Please contact us today at 888-758-4757 to learn how we can provide mine safety training and consulting for your business.

Safety tips if you’re on the road during holidays and beyond

First published by ADOT.

As the Christmas and New Year’s weekends arrive to ring out 2020, we hope you’re combining any travel plans with a focus on health-related safety due to the ongoing COVID-19 situation.I-40 Snow Photo East Flagstaff

During recent holiday seasons, ADOT has focused on safe driving recommendations for people who will be traveling on our highways. But this year we start by emphasizing this reminder: No matter the destination, don’t forget to bring and be prepared to use a mask to help stop the spread of the virus. Have you thought about taking the time now to put a spare, fresh mask or two in your vehicle?

On the highway safety side of the ledger, these reminders apply not only to the holiday season but also the winter travel season, especially if your plans will have you in the high country.

Before you hit the highway, check your vehicle for things such as correct tire pressure, engine fluid levels and the condition of your windshield wipers. Think about whether a visit to your auto maintenance shop is in order.

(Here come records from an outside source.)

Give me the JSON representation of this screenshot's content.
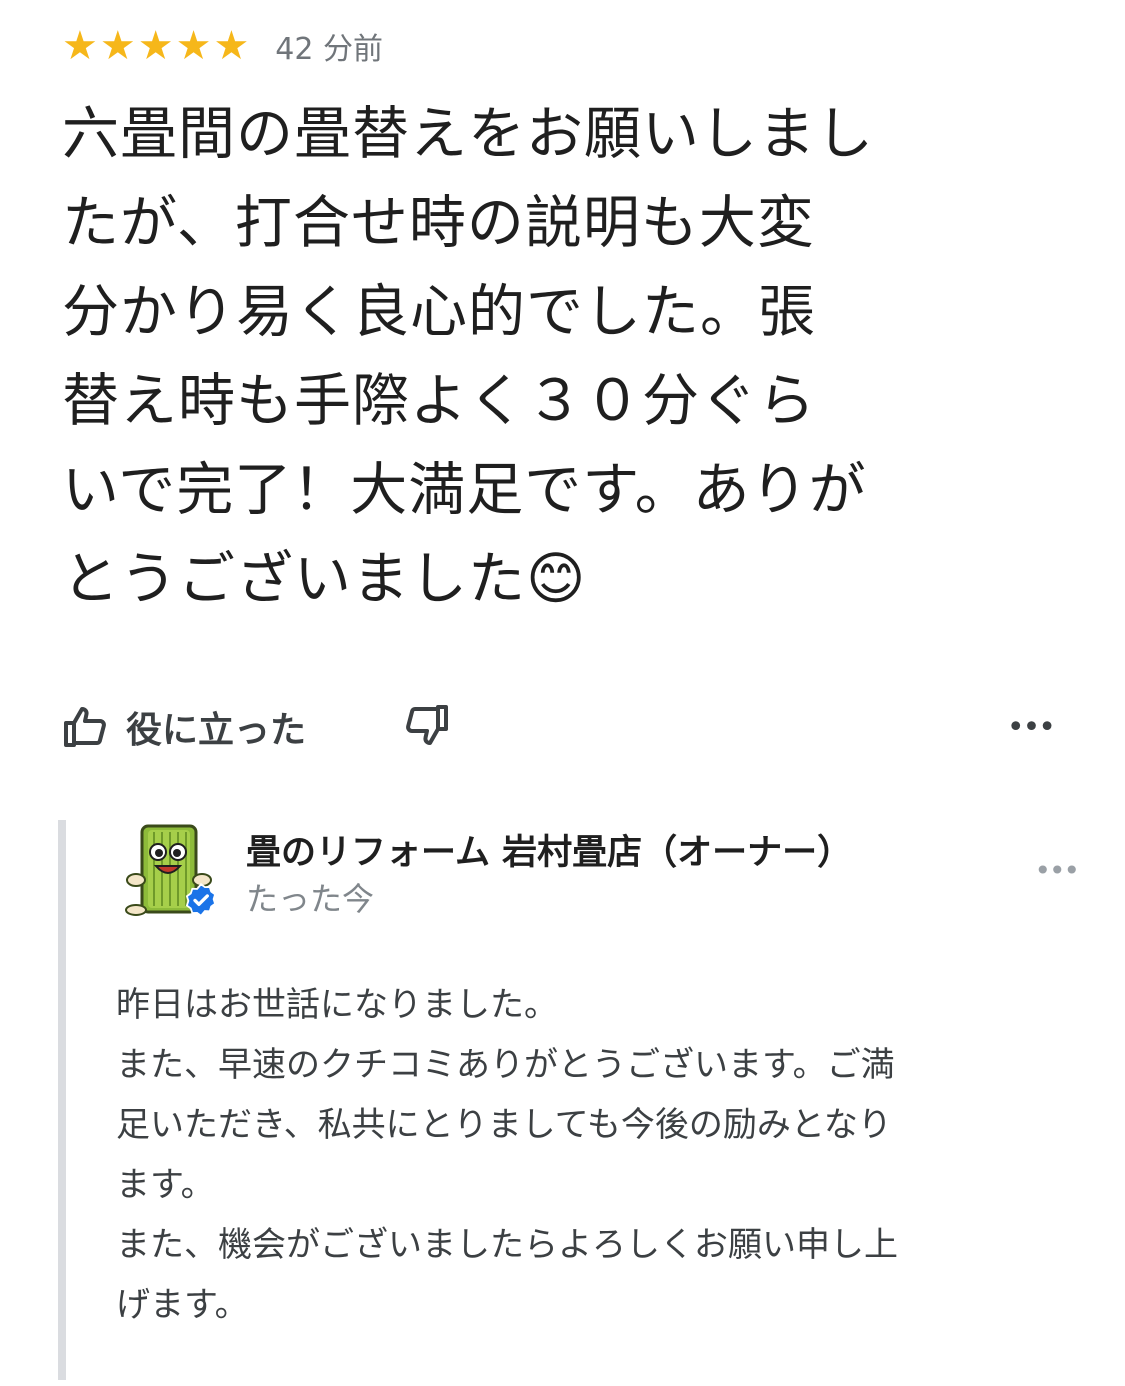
{
  "review": {
    "rating": 5,
    "rating_max": 5,
    "star_color": "#f6b71a",
    "time_ago": "42 分前",
    "text": "六畳間の畳替えをお願いしまし\nたが、打合せ時の説明も大変\n分かり易く良心的でした。張\n替え時も手際よく３０分ぐら\nいで完了！大満足です。ありが\nとうございました😊"
  },
  "actions": {
    "helpful_label": "役に立った",
    "helpful_icon": "thumbs-up-icon",
    "not_helpful_icon": "thumbs-down-icon",
    "more_icon": "more-horizontal-icon",
    "more_glyph": "•••"
  },
  "owner_reply": {
    "owner_name": "畳のリフォーム 岩村畳店（オーナー）",
    "time": "たった今",
    "avatar_icon": "tatami-mascot-avatar",
    "badge_icon": "verified-check-icon",
    "badge_color": "#1a73e8",
    "more_glyph": "•••",
    "text": "昨日はお世話になりました。\nまた、早速のクチコミありがとうございます。ご満\n足いただき、私共にとりましても今後の励みとなり\nます。\nまた、機会がございましたらよろしくお願い申し上\nげます。"
  }
}
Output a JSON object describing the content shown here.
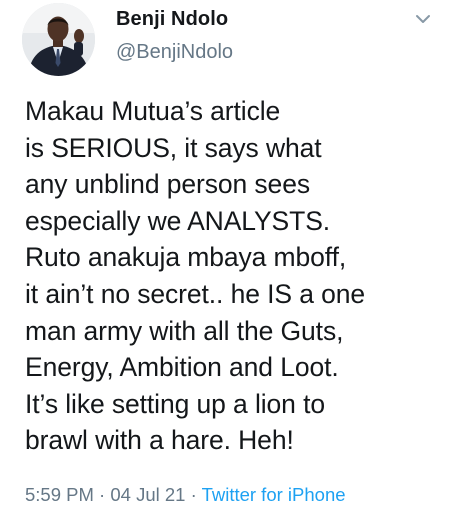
{
  "author": {
    "name": "Benji Ndolo",
    "handle": "@BenjiNdolo",
    "avatar_icon": "profile-photo"
  },
  "menu": {
    "icon": "chevron-down-icon"
  },
  "tweet": {
    "lines": [
      "Makau Mutua’s article",
      "is SERIOUS, it says what",
      "any unblind person sees",
      "especially we ANALYSTS.",
      "Ruto anakuja mbaya mboff,",
      "it ain’t no secret.. he IS a one",
      "man army with all the Guts,",
      "Energy, Ambition and Loot.",
      "It’s like setting up a lion to",
      "brawl with a hare. Heh!"
    ]
  },
  "meta": {
    "time": "5:59 PM",
    "separator": " · ",
    "date": "04 Jul 21",
    "source": "Twitter for iPhone"
  },
  "colors": {
    "text": "#14171a",
    "secondary": "#657786",
    "link": "#1da1f2"
  }
}
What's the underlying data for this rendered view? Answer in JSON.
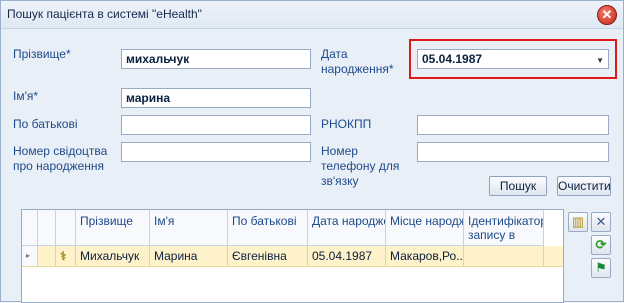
{
  "window": {
    "title": "Пошук пацієнта в системі \"eHealth\"",
    "close_glyph": "✕"
  },
  "form": {
    "surname_label": "Прізвище*",
    "surname_value": "михальчук",
    "name_label": "Ім'я*",
    "name_value": "марина",
    "patronymic_label": "По батькові",
    "patronymic_value": "",
    "birth_cert_label": "Номер свідоцтва про народження",
    "birth_cert_value": "",
    "birth_date_label": "Дата народження*",
    "birth_date_value": "05.04.1987",
    "rnokpp_label": "РНОКПП",
    "rnokpp_value": "",
    "phone_label": "Номер телефону для зв'язку",
    "phone_value": "",
    "search_button": "Пошук",
    "clear_button": "Очистити"
  },
  "grid": {
    "columns": [
      "Прізвище",
      "Ім'я",
      "По батькові",
      "Дата народже",
      "Місце народж",
      "Ідентифікатор запису в систе"
    ],
    "rows": [
      {
        "surname": "Михальчук",
        "name": "Марина",
        "patronymic": "Євгенівна",
        "birth_date": "05.04.1987",
        "birth_place": "Макаров,Ро...",
        "record_id": ""
      }
    ]
  },
  "toolbar": {
    "icons": [
      "book-icon",
      "tools-icon",
      "refresh-icon",
      "flag-icon"
    ]
  },
  "colors": {
    "highlight": "#e01818",
    "selected_row": "#fdf2c9",
    "title_bg": "#dfe8f3"
  }
}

Get adequate rest before driving. Fatigue, like distracted driving, is a serious highway safety issue you shouldn’t ignore. The same goes for never driving if impaired by alcohol or drugs. Arrange for a designated driver or ride service if necessary. Lives are on the line. Be smart about it.

I-17 Approaching Black Canyon CityBe prepared for changing weather conditions, especially in our high country. Take time ahead of a trip to put together an emergency prep kit that you can put in the trunk or back of your vehicle. Pack things such as an extra change of clothes, blankets, drinking water, healthy snacks, a flashlight and other items that will help keep you comfortable in case you have to stop due to bad weather or an unscheduled highway closure. A fully charged cellphone also is important. ADOT has more information about an emergency kit when you visit azdot.gov/KnowSnow and look for the words “Must Haves.”

When you’re behind the wheel, you and your passengers should be using those seat belts. Don’t race to your destination. Speeding, aggressive and distracted driving are a recipe for serious crashes. If a winter storm is approaching or starting, it’s usually a good idea to let the storm pass before traveling. That way you’re giving ADOT’s snowplow operators time to improve the highways.

If you are driving behind one of our snowplows, stay at least four vehicle lengths back and try to avoid passing one of these big plows.

ADOT and its contractors cooperate in limiting full closures along state highways during the holidays. But work does continue and you should use caution when approaching or traveling through any work zones. This applies no matter what time of year you travel.

Real-time highway conditions are available on ADOT’s Arizona Traveler Information site at az511.gov, by calling 511, using the AZ 511 app and through ADOT’s Twitter feed, @ArizonaDOT(link is external). When a freeway closure or other major traffic event occurs, ADOT’s free app available at azdot.gov/ADOTalerts will send critical information directly to app users in affected areas – where possible, in advance of alternate routes.

Remember to focus on safety. We’ll want to see you in 2021. Happy Holidays.


McCraren Compliance can help you understand and comply with FMCSA, DOT and ADOT and ensure your drivers and your vehicles operate safely and efficiently.

Call us Today at 888-758-4757 or email us at info@mccrarencompliance.com to schedule your free FMCSA Compliance Assessment.